February 12, 2009      

Summary: Energid and Mobile Robots partner to provide autonomous navigation and mapping, machine vision and advanced robotic manipulation into a single mobile platform code-named Dactyl. This seemingly innocuous event announcement illustrates multiple trends in the robotics space and describes a new system that allows for ‘mobile manipulation.’

Taken at one level, robots for professional use (to distinguish them from consumer robotics) fall into two camps—arm based systems and mobile platform based systems. 

The armed systems are best represented by the typical industrial robot.  Housed in caged workcells for employee protection and bolted to the factory floor, these fixed-based articulated manipulators, over 40 years in development, have become increasingly sophisticated, becoming much more flexible and capable of fine motor control.  Also, once limited to working with precisely placed objects in highly structured environments, modern systems can now use vision instead of positioning for industrial robot control, allowing these robotic systems to perform functions of increasing complexity.

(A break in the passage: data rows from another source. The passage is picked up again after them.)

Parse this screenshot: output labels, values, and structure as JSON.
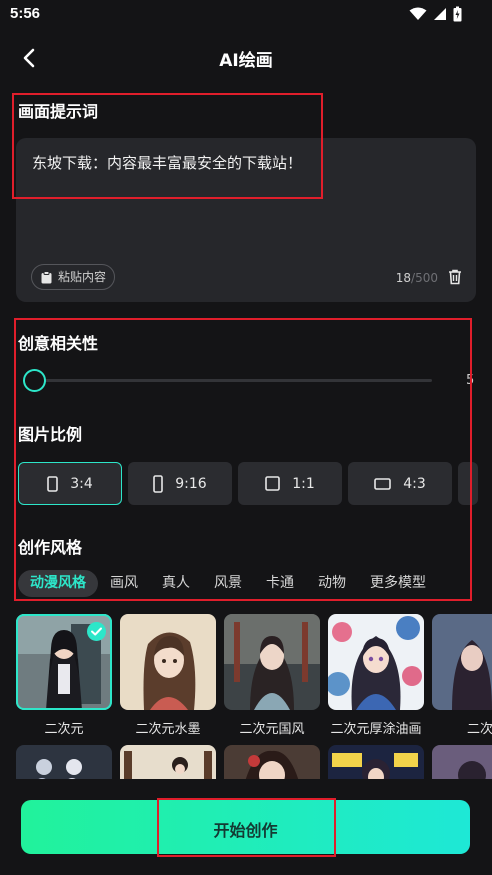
{
  "status": {
    "time": "5:56"
  },
  "header": {
    "title": "AI绘画"
  },
  "prompt": {
    "label": "画面提示词",
    "text": "东坡下载：内容最丰富最安全的下载站！",
    "paste_label": "粘贴内容",
    "count": "18",
    "max": "/500"
  },
  "relevance": {
    "label": "创意相关性",
    "value_text": "5",
    "level": 0
  },
  "ratio": {
    "label": "图片比例",
    "options": [
      {
        "label": "3:4",
        "selected": true
      },
      {
        "label": "9:16",
        "selected": false
      },
      {
        "label": "1:1",
        "selected": false
      },
      {
        "label": "4:3",
        "selected": false
      }
    ]
  },
  "style": {
    "label": "创作风格",
    "tabs": [
      "动漫风格",
      "画风",
      "真人",
      "风景",
      "卡通",
      "动物",
      "更多模型"
    ],
    "active_tab": 0,
    "items": [
      {
        "name": "二次元",
        "selected": true
      },
      {
        "name": "二次元水墨",
        "selected": false
      },
      {
        "name": "二次元国风",
        "selected": false
      },
      {
        "name": "二次元厚涂油画",
        "selected": false
      },
      {
        "name": "二次",
        "selected": false
      }
    ]
  },
  "start_button": {
    "label": "开始创作"
  },
  "colors": {
    "accent": "#2de6c9",
    "bg": "#141416",
    "card": "#26272b",
    "highlight": "#e01e2b"
  }
}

The second general class of professional service robots consists of platform based systems.  In fact most mobile robots today are teleoperated platforms that carry some type of payload—cameras, sensors, sweepers and so on.  Teleoperated systems, too, have advanced tremendously.  For example, over time human factors issues have been  addressed so that robotics are easier to drive. 

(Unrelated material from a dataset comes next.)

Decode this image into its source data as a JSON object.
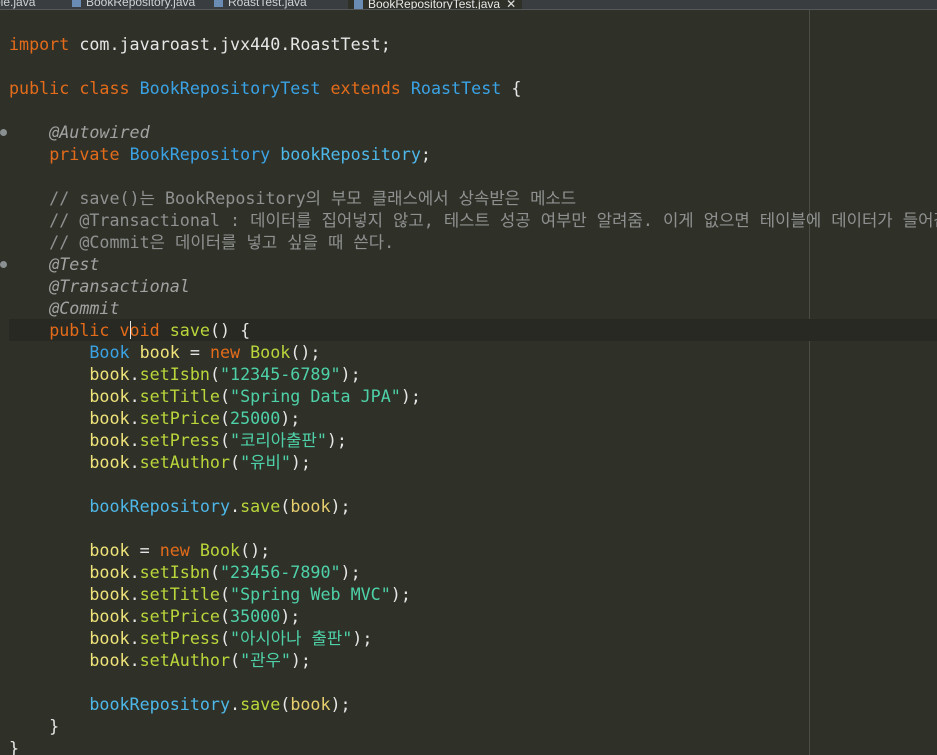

However, most teleoperated systems also rely on human eyes (through a view screen) for visual sensing.  What is lacking in these systems is a degree of mobile autonomy, which would make the systems much more flexible and provide for greater capabilities.

Teleoperated systems often include an arm or manipulator of some sort.  With each passing year the arms exhibit improvements, but they still require the operator to drive the platform to the work site using the onboard cameras and base system monitor, and then working the manipulator.  What the Energid and Mobile Robots’ announcement signifies is a third class of professional service robot that combines autonomy, advanced machine vision and complex manipulation. 

The Dactyl system, which combines Energid Technologies’ Actin arm and camera control software with Mobile Robots’ PatrolBot platform and MobileEyes remote monitoring and control system, can autonomously generate maps of its working environment and navigate that environment, as well as coordinate the motion of both the arm and the platform to carry out tasks that would be difficult, if not impossible for the typical teleoperated system.

Dan Kara